Thanks for that, assholes.
Hopefully now we can forget the unnecessary democratic importance you gave the film. By bringing more attention to the title than it could have ever earned on it’s own, many people patriotically paid to download the film, only to realize that it was just another comedy, packed with far more homoeroticism than activism. This seemed to skew a lot of the early reviews, but personally, I thought it was pretty much right on target.
While the film, of course, contains drug montages, naked chicks and poop jokes, it does at least qualify as a beginners guide to dictatorship. A Potemkin village turns James DeFranco’s character into a Dennis Rodman-esque apologist for the regime. Myth’s about Jong-un’s divine right to rule are used as the butt (hole-less) of jokes but paint him as a pitiful man rather than powerful monster. And in a late confrontation, actual stats are used about the millions of people starving in the country and living without basic human rights. Nothing you can’t find from the first few paragraphs of the country’s Wikipedia page, but still – it’s in there. And the film is better for it.

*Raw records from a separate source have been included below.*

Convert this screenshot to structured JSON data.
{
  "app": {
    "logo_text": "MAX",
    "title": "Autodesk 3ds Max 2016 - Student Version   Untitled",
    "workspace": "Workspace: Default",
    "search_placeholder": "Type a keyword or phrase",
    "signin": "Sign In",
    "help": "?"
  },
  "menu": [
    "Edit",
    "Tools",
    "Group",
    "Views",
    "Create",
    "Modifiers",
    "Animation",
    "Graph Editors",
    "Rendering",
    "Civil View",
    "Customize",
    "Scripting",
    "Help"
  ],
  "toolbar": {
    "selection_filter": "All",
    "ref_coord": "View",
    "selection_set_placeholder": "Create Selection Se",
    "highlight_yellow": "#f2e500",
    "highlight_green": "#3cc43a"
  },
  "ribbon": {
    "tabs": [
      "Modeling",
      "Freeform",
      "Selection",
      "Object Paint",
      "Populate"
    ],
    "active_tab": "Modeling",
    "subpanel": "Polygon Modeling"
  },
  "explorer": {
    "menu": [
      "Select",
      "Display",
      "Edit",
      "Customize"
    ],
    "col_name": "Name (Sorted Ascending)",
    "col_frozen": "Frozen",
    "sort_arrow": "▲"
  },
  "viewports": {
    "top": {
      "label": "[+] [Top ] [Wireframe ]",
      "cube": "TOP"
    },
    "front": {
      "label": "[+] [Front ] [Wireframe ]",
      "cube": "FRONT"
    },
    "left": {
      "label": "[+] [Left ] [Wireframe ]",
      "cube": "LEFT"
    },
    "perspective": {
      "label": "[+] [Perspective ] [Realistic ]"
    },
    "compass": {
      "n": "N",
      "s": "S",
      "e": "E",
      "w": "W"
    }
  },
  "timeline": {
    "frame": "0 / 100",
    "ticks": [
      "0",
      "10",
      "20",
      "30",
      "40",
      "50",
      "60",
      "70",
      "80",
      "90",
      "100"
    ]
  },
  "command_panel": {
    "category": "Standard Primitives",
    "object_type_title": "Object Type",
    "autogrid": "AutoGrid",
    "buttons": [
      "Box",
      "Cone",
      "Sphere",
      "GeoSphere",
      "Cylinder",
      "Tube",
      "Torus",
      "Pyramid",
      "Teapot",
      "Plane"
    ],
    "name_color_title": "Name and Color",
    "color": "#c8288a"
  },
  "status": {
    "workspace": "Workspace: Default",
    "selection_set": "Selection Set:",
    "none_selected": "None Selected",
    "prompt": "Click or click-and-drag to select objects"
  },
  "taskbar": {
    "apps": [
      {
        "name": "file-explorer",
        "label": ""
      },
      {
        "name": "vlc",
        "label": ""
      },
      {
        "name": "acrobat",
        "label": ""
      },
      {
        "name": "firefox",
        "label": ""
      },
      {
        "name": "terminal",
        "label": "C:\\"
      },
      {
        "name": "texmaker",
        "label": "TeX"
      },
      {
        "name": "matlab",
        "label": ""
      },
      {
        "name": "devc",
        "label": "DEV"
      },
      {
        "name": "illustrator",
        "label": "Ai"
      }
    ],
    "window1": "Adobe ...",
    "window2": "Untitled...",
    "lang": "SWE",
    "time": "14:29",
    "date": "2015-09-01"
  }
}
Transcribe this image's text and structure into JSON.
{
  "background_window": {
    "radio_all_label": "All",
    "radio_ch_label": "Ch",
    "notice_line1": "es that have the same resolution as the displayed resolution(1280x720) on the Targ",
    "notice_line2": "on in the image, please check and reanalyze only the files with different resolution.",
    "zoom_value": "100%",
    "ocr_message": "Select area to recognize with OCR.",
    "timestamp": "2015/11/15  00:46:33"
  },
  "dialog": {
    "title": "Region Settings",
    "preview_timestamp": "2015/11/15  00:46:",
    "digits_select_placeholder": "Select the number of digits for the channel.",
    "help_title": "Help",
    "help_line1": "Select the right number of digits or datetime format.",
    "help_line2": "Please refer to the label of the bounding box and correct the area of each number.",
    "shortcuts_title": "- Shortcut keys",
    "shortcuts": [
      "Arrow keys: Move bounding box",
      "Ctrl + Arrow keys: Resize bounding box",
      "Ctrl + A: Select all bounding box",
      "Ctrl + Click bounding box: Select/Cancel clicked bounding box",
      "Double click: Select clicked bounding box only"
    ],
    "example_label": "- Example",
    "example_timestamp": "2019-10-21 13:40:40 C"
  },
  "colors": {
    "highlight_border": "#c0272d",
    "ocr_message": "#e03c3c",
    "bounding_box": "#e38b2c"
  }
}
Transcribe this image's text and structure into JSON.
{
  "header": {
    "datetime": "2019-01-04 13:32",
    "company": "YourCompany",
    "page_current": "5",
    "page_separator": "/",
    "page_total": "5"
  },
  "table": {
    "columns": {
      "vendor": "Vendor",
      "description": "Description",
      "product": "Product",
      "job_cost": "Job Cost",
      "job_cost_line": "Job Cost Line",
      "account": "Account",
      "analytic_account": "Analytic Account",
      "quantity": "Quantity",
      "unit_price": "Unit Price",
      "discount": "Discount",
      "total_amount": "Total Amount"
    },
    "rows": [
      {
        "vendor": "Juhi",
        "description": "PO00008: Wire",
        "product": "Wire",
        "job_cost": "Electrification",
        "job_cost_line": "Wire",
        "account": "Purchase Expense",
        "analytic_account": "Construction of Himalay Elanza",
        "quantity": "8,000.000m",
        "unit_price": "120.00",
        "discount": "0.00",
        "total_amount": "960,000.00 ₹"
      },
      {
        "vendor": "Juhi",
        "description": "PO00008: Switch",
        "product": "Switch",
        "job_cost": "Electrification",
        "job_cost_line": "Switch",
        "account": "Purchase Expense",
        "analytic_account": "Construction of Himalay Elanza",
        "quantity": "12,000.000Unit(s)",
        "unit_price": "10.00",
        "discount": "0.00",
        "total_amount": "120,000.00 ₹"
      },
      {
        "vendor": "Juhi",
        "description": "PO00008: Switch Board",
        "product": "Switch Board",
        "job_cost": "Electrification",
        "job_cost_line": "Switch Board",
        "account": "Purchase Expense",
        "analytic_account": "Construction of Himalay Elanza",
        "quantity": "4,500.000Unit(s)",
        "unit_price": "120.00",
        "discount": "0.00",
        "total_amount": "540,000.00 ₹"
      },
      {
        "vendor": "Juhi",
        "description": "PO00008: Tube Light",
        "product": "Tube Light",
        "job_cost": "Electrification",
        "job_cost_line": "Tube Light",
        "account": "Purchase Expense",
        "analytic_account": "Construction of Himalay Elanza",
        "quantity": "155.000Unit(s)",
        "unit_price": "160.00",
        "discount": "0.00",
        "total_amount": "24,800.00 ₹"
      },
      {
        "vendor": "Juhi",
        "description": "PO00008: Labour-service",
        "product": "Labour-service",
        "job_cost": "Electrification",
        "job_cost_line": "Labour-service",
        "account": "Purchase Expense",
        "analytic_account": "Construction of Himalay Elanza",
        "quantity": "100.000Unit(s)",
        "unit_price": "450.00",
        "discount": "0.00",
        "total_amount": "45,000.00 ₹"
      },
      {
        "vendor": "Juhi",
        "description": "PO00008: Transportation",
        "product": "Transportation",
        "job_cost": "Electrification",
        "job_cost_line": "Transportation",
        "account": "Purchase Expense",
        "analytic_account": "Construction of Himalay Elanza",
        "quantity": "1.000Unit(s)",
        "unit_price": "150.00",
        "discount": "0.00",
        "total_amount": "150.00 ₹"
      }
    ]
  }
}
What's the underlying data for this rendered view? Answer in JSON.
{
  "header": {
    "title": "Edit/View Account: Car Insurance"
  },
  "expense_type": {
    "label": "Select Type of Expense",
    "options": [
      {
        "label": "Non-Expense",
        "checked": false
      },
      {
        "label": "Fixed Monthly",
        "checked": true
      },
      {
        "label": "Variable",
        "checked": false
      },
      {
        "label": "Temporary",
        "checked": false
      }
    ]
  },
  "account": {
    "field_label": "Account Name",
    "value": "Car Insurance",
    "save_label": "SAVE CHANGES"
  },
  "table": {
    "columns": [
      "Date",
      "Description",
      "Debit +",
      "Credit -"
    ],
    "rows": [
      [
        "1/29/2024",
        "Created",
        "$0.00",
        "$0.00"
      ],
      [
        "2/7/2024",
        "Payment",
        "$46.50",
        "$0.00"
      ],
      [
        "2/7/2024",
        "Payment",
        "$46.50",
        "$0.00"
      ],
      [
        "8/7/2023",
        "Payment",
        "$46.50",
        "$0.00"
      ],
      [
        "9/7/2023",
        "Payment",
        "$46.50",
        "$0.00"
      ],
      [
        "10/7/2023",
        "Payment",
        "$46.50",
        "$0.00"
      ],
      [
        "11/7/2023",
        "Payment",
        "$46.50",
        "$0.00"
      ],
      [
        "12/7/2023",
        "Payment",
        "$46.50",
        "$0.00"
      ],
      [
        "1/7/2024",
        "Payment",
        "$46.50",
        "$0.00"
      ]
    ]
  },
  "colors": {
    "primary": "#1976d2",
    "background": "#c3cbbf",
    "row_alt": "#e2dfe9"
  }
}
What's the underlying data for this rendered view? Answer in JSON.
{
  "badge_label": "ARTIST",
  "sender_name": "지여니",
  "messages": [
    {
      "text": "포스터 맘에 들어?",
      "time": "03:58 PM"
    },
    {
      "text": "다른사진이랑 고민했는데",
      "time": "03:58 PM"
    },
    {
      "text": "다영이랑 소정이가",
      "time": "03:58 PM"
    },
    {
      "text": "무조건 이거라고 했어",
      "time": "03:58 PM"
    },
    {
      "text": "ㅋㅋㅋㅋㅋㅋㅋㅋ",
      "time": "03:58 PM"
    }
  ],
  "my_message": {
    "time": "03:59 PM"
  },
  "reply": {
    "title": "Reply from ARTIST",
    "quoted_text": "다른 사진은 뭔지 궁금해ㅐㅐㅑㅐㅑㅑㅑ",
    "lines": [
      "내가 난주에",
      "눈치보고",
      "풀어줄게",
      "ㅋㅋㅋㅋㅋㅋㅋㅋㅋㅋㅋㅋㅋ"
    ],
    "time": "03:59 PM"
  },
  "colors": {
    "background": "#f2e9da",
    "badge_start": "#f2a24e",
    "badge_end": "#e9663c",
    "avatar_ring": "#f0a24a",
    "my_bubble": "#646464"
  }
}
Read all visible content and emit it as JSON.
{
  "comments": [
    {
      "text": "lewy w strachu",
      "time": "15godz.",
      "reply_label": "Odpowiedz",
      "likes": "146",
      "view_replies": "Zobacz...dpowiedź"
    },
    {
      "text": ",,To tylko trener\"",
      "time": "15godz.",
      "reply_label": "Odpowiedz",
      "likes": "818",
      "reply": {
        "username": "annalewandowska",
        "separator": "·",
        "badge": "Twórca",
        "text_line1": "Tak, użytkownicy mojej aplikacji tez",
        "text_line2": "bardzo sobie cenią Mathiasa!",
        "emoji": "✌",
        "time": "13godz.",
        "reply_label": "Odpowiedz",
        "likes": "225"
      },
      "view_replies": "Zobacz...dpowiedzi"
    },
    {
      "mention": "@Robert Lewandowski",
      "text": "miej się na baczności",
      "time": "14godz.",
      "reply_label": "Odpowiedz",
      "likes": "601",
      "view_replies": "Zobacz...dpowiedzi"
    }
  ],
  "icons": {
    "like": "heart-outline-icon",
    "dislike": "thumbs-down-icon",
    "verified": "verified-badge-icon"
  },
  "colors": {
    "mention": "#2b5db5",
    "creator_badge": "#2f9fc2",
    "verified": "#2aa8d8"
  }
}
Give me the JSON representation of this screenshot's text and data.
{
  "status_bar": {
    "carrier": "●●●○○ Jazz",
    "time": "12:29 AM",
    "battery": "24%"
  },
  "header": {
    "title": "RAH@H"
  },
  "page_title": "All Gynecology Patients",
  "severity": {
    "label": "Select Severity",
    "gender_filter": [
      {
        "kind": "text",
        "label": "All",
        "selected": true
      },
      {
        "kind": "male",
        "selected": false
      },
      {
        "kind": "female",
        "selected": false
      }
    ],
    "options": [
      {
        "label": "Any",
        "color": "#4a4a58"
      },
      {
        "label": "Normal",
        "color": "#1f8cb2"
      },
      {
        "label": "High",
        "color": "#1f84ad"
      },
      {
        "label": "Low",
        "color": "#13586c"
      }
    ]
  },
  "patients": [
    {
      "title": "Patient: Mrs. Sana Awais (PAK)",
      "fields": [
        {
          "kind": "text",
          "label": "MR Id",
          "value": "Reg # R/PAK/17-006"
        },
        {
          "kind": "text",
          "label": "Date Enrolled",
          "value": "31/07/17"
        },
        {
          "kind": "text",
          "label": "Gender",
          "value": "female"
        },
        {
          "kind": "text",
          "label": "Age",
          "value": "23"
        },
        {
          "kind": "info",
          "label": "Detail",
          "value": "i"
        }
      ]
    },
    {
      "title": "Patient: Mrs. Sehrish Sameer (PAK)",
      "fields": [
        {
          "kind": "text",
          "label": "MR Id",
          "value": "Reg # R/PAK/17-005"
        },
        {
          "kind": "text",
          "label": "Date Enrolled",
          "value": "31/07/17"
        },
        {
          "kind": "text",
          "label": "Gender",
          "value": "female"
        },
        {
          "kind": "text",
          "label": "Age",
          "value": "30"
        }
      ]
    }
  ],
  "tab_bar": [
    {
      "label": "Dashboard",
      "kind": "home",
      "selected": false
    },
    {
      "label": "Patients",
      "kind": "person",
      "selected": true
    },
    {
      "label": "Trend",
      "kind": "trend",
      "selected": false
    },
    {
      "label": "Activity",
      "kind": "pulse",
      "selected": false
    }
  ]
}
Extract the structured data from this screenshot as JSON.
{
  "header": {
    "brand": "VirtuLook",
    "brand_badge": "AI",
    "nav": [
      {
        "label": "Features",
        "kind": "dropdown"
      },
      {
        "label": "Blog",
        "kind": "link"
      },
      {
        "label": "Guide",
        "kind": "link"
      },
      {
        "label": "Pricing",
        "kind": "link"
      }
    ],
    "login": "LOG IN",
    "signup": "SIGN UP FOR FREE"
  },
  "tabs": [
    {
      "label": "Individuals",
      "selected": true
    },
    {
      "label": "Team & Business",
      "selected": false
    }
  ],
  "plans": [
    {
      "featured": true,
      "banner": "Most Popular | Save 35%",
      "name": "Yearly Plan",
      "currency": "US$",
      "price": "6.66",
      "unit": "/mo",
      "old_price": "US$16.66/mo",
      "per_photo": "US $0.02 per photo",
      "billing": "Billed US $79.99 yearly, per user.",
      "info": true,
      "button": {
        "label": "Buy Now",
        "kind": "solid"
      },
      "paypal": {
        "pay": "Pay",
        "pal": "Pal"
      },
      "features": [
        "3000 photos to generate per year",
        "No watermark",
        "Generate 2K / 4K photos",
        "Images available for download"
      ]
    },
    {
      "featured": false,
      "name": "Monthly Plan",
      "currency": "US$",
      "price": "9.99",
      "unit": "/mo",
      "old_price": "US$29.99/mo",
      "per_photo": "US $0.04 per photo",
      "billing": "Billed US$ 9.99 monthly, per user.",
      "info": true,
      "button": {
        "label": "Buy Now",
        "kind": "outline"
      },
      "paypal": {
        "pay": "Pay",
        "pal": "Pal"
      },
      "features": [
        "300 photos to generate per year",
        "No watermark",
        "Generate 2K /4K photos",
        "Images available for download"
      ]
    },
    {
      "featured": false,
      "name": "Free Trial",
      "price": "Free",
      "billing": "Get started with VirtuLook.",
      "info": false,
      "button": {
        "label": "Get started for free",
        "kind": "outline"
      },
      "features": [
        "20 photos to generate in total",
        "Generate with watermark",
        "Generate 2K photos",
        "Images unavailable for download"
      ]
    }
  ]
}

Moving at a solid clip, the film manages more than a few laughs from its (apparently) brazen premise. Even the aforementioned tropes – especially the drug sequences – are kept mercifully short and used to energize the film rather than indulge in tired psychedelic imagery. But here’s the real kicker – Kim Jong-un, or rather Randall Park’s portrayal of the man, is the real star of the show. By making the man more adorable than abhorrent, the filmmakers imbue a humanity that the real leader probably doesn’t deserve. Which makes the final confrontation all the more impactful and satisfying.
But alas, it’s only a stupid movie.